KANSAS CITY, Mo. Players and fans lose themselves in the familiar rhythm of our countrys most popular sport. The better the Chiefs play, the more Sunday feels like football. For two hours and 56 minutes, the game offers an escape from Saturdays events.
Carolinas team buses pull into the parking lot at Arrowhead Stadium on Sunday morning. Players probably dont notice the two Kansas City Chiefs flags at half staff on the red truck nearby.
Fans usually joke with and even welcome the visiting team. This is the Midwest. But the reaction Sunday is muted. The day is not about visitors. Its about the home team, the community it represents and the city in which it plays.
And maybe its about hope.
On Saturday morning Kansas City linebacker Jovan Belcher, 25, shot and killed Kasandra Perkins, his 22-year old girlfriend and mother of their daughter, Zoey. Zoey was born Sept. 11.
Belcher then drove to the teams practice facility and thanked general manager Scott Pioli and head coach Romeo Crennel for everything they had done. Then he turned the gun on himself and ended his life.
We cant forget about it, says Kansas City linebacker Andy Studebaker. We dont want to forget about it. He was a brother to us. His family was our family.
Normalcy is reassuring. Routine is reassuring. So all Sunday afternoon cheerleaders cheer, fans dance for the Dance Cam and the wholesome and creative Topeka (Kansas) High band performs at halftime.
Heres whats not normal: The Chiefs, who have the worst record in the NFL when the game begins, drive 74 yards for a touchdown the first time they have the ball. They drive 46 yards for a field goal the second.
Players and fans begin to lose themselves in the 64-degree sunshine and the familiar rhythm of our countrys most popular sport. The better the Chiefs play, the more Sunday feels like football. For two hours and 56 minutes, the game offers an escape.
Despite Saturdays deaths, and despite playing across the parking lot from the practice facility in which Belcher ended his life, the Chiefs, and not the Panthers, are the team that plays with poise. They win 27-21.
In the locker room the victors are muted. They can all see Belchers locker, which is as he left it. His No. 59 jersey hangs there.
Again, Belcher isnt the victim. His girlfriend is. So, of course, is the not quite three-month-old girl who will remember her parents only through pictures and what people tell her.
We dont know what happened, says Brandon Siler, who replaced Belcher Sunday in the starting lineup. All I know is there are two families out there, theres a little baby girl out there whos going to get my prayers every day for the rest of my life, and thats whats really important to me.
The team will start a fund for her.
Crennel is stoic after the game, sweat running beneath his glasses. Yet as he talks his left hand steadily taps against, or squeezes, the wooden lectern behind which he stands.

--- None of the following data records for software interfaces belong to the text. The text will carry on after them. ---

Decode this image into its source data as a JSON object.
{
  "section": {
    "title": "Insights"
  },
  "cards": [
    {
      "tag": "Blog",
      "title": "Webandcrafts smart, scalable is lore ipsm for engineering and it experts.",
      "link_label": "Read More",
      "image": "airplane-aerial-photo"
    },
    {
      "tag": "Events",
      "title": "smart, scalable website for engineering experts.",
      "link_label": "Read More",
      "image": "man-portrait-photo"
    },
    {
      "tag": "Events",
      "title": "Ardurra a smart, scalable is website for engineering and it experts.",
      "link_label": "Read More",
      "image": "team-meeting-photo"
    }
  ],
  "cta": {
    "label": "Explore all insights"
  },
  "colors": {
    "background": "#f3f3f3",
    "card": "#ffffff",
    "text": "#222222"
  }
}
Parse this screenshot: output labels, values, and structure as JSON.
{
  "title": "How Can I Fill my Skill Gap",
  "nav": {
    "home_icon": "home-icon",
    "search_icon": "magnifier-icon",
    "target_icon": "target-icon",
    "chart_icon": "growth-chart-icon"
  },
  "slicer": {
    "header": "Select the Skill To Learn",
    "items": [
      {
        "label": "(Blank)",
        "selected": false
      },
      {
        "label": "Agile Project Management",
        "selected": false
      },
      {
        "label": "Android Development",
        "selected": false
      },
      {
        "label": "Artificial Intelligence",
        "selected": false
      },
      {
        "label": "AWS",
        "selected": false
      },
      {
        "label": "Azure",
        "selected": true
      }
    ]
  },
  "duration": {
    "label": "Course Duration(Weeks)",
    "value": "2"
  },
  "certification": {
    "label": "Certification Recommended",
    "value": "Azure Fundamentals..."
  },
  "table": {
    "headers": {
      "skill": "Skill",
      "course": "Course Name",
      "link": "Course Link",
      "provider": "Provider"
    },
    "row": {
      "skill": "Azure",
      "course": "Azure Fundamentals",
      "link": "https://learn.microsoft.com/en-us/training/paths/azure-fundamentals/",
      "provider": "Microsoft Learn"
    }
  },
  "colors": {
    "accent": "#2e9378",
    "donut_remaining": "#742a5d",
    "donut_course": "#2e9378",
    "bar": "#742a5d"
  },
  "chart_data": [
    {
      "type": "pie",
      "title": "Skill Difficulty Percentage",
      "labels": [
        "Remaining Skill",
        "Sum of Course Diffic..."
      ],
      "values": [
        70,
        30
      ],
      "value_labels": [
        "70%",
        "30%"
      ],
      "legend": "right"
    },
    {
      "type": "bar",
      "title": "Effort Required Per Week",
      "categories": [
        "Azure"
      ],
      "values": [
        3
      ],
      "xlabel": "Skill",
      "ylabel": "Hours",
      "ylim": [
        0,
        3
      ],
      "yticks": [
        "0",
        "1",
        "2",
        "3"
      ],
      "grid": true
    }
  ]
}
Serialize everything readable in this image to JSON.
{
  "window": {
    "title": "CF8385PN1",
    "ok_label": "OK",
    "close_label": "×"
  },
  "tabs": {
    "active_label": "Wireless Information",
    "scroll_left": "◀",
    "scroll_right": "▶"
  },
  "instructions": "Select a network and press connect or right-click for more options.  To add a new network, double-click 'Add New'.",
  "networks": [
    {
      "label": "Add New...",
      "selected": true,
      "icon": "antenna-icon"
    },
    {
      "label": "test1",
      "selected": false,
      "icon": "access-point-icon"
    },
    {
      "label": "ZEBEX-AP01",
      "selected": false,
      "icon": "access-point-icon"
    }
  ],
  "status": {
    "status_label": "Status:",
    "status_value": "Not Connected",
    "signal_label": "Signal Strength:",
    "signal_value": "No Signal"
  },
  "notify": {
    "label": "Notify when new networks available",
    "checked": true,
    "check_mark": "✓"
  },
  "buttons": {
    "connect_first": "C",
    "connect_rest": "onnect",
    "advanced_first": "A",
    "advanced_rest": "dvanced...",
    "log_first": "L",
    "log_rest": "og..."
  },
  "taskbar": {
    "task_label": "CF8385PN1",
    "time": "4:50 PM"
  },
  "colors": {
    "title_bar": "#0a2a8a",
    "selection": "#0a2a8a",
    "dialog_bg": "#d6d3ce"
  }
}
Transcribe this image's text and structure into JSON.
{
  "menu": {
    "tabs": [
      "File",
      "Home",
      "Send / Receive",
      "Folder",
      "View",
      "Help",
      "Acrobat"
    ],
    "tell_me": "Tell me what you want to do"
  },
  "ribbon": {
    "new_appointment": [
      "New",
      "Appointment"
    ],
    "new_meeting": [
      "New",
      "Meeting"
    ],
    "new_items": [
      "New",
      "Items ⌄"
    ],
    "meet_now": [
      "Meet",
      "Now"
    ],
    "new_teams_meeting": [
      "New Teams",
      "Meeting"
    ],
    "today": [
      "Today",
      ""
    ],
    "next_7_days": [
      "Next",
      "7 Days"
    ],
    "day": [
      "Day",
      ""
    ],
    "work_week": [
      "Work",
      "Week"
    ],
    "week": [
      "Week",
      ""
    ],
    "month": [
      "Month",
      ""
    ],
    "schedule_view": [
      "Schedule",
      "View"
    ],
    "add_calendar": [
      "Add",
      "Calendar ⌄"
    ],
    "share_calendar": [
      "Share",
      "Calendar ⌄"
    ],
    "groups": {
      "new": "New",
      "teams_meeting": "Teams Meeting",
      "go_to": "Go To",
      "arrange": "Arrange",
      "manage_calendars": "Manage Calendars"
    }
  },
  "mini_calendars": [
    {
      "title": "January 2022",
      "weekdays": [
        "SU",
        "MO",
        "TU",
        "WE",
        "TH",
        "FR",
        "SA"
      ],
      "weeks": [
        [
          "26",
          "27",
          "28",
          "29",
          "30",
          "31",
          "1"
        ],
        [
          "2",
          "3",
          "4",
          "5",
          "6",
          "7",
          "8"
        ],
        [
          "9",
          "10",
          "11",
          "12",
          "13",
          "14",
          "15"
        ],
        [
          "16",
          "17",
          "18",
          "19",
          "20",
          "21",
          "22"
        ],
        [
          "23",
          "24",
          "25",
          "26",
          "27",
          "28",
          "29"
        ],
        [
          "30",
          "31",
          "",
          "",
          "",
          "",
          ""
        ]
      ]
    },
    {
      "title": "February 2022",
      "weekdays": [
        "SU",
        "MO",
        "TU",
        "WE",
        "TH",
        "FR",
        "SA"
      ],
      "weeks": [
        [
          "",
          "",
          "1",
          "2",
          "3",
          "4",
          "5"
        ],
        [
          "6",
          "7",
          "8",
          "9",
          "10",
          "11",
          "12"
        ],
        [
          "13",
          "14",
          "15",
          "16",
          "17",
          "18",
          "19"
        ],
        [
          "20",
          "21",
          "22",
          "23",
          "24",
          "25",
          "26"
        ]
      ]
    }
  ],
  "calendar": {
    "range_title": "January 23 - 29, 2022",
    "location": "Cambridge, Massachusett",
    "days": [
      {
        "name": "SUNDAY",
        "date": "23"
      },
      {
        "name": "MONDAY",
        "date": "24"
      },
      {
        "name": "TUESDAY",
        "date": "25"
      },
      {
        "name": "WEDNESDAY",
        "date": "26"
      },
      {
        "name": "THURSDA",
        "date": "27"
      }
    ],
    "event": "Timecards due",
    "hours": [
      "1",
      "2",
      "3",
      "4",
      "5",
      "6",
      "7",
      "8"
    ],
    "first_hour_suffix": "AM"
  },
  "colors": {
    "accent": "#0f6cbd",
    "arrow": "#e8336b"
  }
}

What do you learn from this? What can you take away? What can you apply?
The thing that we have to understand is, when any person has an issue or has problems, if theyre not totally honest with you about their issues or their problems, you cannot give them the corrective help, says Crennel. I think people have to be honest about what problems they have and how they perceive them.
Says linebacker Derrick Johnson: This situation shows that we need to talk to each other more as men, not just as football players. Generally men dont really show their feelings, we dont talk about whats going on and dont show emotion. To have an act like this to go on that could have been avoided we need to do more making sure the teammate is OK.
When its the turn of quarterback Brady Quinn to speak he looks down and sucks in a large gulp of air.
He has the same thought you would if Belcher had been a friend or coworker of yours.
What could he have done to prevent this?
When you ask someone how they are doing, do you really mean it? Quinn asks. When you answer someone back how are you doing, are you really telling the truth?
We live in a society of social networks, with Twitter pages and Facebook, and thats fine. But we have more contact with our work associates, our family, our friends, and it seems like half the time we are more preoccupied with our phone and other things going on instead of the actual relationships right in front of us.
Quinn adds: Hopefully people can learn from this and try to actually help if someone is battling something deeper on the inside than what they are revealing on a day-to-day basis.
Hopefully is a good word.
Hopefully the moment of silence before Sunday's game, a moment designed to honor victims of domestic violence, will resonate.
Hopefully a potential perpetrator will remember Kansas City, and pause and think and even walk away.